6 Things you need if your child has intellectual overexcitability

15 Things your child with emotional overexcitability might say

Misdiagnosis of overexcitabilities

Have you or someone else ever suspected that your child has ADHD, ASD, SPD or some other diagnosis?

Overexcitabilities are often mistaken for diagnosable psychiatric disorders. Read about the difference between OEs and diagnoses here:

My child has overexcitabilities – Now what?

How do I know if my child is highly-sensitive, has SPD, is gifted or has OEs?

Overexcitabilities and high ability

Children who are highly able often have OEs. In the UK the word ‘gifted’ is controversial, which can get in the way of parents finding help for their children.

Why being British stopped me finding help for my twice-exceptional child

Help twice-exceptional children by supporting their parents (Originally published in the Huffington Post)

Parenting children with OEs

Parenting kids with OEs can be a delight.
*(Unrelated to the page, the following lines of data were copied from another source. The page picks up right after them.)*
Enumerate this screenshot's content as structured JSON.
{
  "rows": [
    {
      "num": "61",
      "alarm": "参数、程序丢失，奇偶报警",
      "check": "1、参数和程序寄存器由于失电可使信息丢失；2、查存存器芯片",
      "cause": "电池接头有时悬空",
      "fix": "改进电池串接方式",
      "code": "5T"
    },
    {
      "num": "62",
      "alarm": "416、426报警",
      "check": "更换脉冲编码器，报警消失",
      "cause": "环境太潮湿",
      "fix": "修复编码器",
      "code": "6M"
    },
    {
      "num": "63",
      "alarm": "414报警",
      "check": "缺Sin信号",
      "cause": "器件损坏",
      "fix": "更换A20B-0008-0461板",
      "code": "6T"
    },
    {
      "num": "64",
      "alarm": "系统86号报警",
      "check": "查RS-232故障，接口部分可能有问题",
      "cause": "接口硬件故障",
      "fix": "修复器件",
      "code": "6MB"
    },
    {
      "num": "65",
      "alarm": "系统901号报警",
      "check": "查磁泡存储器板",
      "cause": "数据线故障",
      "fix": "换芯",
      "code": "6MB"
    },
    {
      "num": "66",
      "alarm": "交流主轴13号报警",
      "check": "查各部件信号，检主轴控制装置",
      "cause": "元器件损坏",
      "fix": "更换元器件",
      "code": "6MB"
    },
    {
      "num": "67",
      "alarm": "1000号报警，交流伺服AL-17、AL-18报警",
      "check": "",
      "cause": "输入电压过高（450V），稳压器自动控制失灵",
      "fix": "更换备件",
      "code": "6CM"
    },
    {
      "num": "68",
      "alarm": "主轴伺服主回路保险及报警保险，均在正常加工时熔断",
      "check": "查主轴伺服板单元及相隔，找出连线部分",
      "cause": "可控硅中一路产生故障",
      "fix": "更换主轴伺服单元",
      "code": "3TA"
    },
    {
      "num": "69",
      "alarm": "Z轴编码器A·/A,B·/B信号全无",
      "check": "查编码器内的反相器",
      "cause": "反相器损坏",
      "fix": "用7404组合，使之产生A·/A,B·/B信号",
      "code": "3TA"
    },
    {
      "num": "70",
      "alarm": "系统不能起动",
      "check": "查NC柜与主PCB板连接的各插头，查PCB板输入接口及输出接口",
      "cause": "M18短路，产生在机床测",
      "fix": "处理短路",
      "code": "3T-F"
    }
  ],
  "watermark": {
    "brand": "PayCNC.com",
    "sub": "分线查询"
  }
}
And it can be incredibly challenging, especially when we have OEs of our own. Here are a few things I’ve discovered so far about how to enjoy being a mum to sensitive and intense children:

Why our intense children trigger our suppressed pain

Why looking after ourselves is the key to parenting our intense and sensitive children

5 Keys to staying sane as a mum to sensitive spirited kids

Do you like listening to guided meditations? I made this MP3 recording to help keep me mindful and in my wellbeing:

A surprisingly powerful tool to raise your energy and resilience

Overexcitabilities and learning

How overexcitabilities can help you learn – and how they can hold children back in the classroom

The unexpected lessons I learned when I went back to school for a week

Life in an OE family

Many people recognise themselves in my light-hearted articles about life in an OE family:

You know your family has overexcitabilities when…

10 Things that happen to OE families on vacation (that probably don’t happen to other families)

10 Things that happen on birthdays in overexcitable families


What’s it like being a tween with overexcitabilities? A candid interview with my 12 year old daughter.